Welcome to today's lesson on on three other theoretical models on visual communications. Specifically, this lesson will focus on:
Constructivism is a sensory-based theory based on the idea that eye movements capture visual outline, and then the mind constructs understanding.
There are many theories by this name, but this one is specific to visual communication and you can think of it like visual blueprinting. This theory relates to how we perceive images directly. The basic idea is that our eyes are constantly moving as they scan the image.
So, if you look at this example below, your eye quickly scans the image and is able to figure out that it's a woman doing yoga.
If there was some sort of eye tracking machine as you took a look, you'd notice again that your eyes jump around and scan, and quickly discern what it's looking at-- even if you've had a short amount of time to do it or if the images are abstract.
This plays a role in understanding things like billboards and ads that you pass along the way, like the highway or on the road somewhere.
You drive past those things pretty quickly, so you need to be able to place and design elements in a fashion where the viewer is able to construct the image or idea you're trying to promote really quickly.
The Huxley/Lester model is a theory based on the work of Aldous Huxley and Paul Lester, which stressed the importance of sensing, selecting, and perceiving. It's called the Huxley/Lester model because Aldous Huxley began work that was later adopted and continued by Paul Lester.
Aldous Huxley was a writer and experimental scientist whose credo was-- the more you see, the more you know. Huxley had quite an interesting life. He came from a lineage of scientists and-- believe it or not-- he had terrible vision and experienced blindness various times, prompting him to learn Braille. His problems with sight actually led him on a quest to better understand how we see. His theory was broken into stages that were built like a formula, where sensing plus selecting plus perceiving equaled seeing.
So the idea was that when you put all these pieces of the puzzle together, you can make sense of what you're looking at.

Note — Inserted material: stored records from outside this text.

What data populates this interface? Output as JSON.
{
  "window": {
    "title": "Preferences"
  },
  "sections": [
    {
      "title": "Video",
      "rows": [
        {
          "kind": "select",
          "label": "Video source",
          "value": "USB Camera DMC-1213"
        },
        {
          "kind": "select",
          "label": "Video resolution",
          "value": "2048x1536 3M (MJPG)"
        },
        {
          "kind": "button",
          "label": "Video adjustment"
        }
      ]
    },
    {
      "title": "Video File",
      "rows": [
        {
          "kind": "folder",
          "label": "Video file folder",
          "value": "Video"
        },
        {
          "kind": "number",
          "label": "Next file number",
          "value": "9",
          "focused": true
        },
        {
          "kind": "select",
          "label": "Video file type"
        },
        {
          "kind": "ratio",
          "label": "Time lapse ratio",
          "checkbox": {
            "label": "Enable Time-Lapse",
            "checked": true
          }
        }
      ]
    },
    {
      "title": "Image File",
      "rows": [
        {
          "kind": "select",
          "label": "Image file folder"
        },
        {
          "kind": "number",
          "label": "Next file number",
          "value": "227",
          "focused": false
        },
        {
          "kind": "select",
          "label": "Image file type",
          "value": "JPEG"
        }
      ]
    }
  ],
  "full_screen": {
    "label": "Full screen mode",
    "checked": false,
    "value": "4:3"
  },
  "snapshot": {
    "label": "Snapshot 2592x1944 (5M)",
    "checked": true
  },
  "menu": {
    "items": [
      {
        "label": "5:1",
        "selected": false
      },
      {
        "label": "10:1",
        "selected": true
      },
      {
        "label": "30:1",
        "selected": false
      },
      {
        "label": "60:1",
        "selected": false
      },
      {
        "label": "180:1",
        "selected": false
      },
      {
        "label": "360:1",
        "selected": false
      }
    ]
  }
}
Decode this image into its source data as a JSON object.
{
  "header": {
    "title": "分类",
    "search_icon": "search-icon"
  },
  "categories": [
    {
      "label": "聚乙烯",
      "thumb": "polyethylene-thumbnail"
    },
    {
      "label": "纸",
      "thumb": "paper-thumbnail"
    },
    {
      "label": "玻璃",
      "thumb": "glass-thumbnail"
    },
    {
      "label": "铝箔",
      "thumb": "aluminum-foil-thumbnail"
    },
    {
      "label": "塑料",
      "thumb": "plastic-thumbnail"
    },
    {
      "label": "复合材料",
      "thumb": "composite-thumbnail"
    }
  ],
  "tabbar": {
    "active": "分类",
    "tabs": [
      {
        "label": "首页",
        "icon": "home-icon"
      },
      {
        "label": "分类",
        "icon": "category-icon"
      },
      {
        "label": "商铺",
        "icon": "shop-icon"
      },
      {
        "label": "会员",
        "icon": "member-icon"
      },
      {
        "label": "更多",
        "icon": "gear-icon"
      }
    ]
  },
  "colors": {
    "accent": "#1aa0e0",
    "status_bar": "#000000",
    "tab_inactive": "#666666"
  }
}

Now, Paul Lester is a photographer and visual communications theorist whose theories stress the value of the study of the full gamut of media and media production techniques. Paul Lester took over where Huxley left off, and took great interest in his studies and expanded on them. Paul Lester continues to work today, and he believes that it's important to use media in ways where images provide usefulness.

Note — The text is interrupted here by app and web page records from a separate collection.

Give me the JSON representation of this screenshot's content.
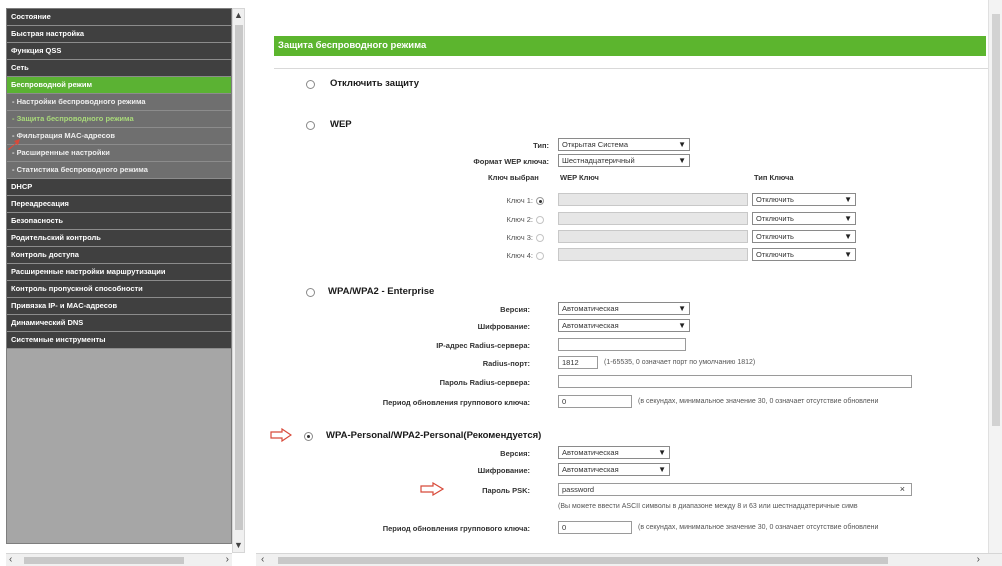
{
  "sidebar": {
    "items": [
      {
        "label": "Состояние"
      },
      {
        "label": "Быстрая настройка"
      },
      {
        "label": "Функция QSS"
      },
      {
        "label": "Сеть"
      },
      {
        "label": "Беспроводной режим"
      },
      {
        "label": "- Настройки беспроводного режима"
      },
      {
        "label": "- Защита беспроводного режима"
      },
      {
        "label": "- Фильтрация MAC-адресов"
      },
      {
        "label": "- Расширенные настройки"
      },
      {
        "label": "- Статистика беспроводного режима"
      },
      {
        "label": "DHCP"
      },
      {
        "label": "Переадресация"
      },
      {
        "label": "Безопасность"
      },
      {
        "label": "Родительский контроль"
      },
      {
        "label": "Контроль доступа"
      },
      {
        "label": "Расширенные настройки маршрутизации"
      },
      {
        "label": "Контроль пропускной способности"
      },
      {
        "label": "Привязка IP- и MAC-адресов"
      },
      {
        "label": "Динамический DNS"
      },
      {
        "label": "Системные инструменты"
      }
    ]
  },
  "page": {
    "title": "Защита беспроводного режима"
  },
  "disable": {
    "label": "Отключить защиту"
  },
  "wep": {
    "label": "WEP",
    "type_label": "Тип:",
    "type_value": "Открытая Система",
    "format_label": "Формат WEP ключа:",
    "format_value": "Шестнадцатеричный",
    "col_selected": "Ключ выбран",
    "col_key": "WEP Ключ",
    "col_type": "Тип Ключа",
    "keys": [
      {
        "label": "Ключ 1:",
        "type": "Отключить"
      },
      {
        "label": "Ключ 2:",
        "type": "Отключить"
      },
      {
        "label": "Ключ 3:",
        "type": "Отключить"
      },
      {
        "label": "Ключ 4:",
        "type": "Отключить"
      }
    ]
  },
  "enterprise": {
    "label": "WPA/WPA2 - Enterprise",
    "version_label": "Версия:",
    "version_value": "Автоматическая",
    "enc_label": "Шифрование:",
    "enc_value": "Автоматическая",
    "radius_ip_label": "IP-адрес Radius-сервера:",
    "radius_ip_value": "",
    "radius_port_label": "Radius-порт:",
    "radius_port_value": "1812",
    "radius_port_note": "(1-65535, 0 означает порт по умолчанию 1812)",
    "radius_pwd_label": "Пароль Radius-сервера:",
    "radius_pwd_value": "",
    "group_label": "Период обновления группового ключа:",
    "group_value": "0",
    "group_note": "(в секундах, минимальное значение 30, 0 означает отсутствие обновлени"
  },
  "personal": {
    "label": "WPA-Personal/WPA2-Personal(Рекомендуется)",
    "version_label": "Версия:",
    "version_value": "Автоматическая",
    "enc_label": "Шифрование:",
    "enc_value": "Автоматическая",
    "psk_label": "Пароль PSK:",
    "psk_value": "password",
    "psk_clear": "×",
    "psk_note": "(Вы можете ввести ASCII символы в диапазоне между 8 и 63 или шестнадцатеричные симв",
    "group_label": "Период обновления группового ключа:",
    "group_value": "0",
    "group_note": "(в секундах, минимальное значение 30, 0 означает отсутствие обновлени"
  },
  "colors": {
    "accent": "#5cb52e",
    "menu_bg": "#404040",
    "arrow": "#d84a3a"
  }
}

So, in his own words, “image has no use if the viewer's mind doesn't use them.” As feature image consumers and producers, you want to see images that you remember and make images that others remember.
Omniphasism is a relatively new theory which attempts to combine the best thinking from previous theories.
Omniphasism means "all in balance," referring to its focus on the use of all abilities of the mind. So again, it's much like the previous theories. The driving force behind this one is that when you combine your experiences, intelligence, intuition, association, and all these things-- that you make sense of what you see.
Look at the Absolute Vodka ad below.
These don't need images of the bottle, because the balance combination of your associations, experience, intuition and more allow you to figure out the message brand and idea-- even though these are rather abstract.
Well, that ends our lesson on the other theories of visual design. Specifically, today’s lesson covered constructivism, the Huxley/Lester model, and omniphasism.
Keep up the learning and have a great day!
Source: THIS WORK IS ADAPTED FROM SOPHIA AUTHOR MARIO E. HERNANDEZ
Theory based on the work of Aldous Huxley and Paul Lester which stresses the importance of sensing, selecting and perceiving.
A sensory-based theory based on the idea that eye movements capture a visual outline and then the mind "constructs" understanding.
A relatively new theory which attempts to combine the best thinking from previous theories; Omniphasism means "all in balance", referring to its focus on the use of all abilities of the mind.
Writer and experimental scientist whose credo was "The more you see, the more you know."
Photographer and visual communications theorist whose theories stress the value of the study of the full gamut of media and media production techniques.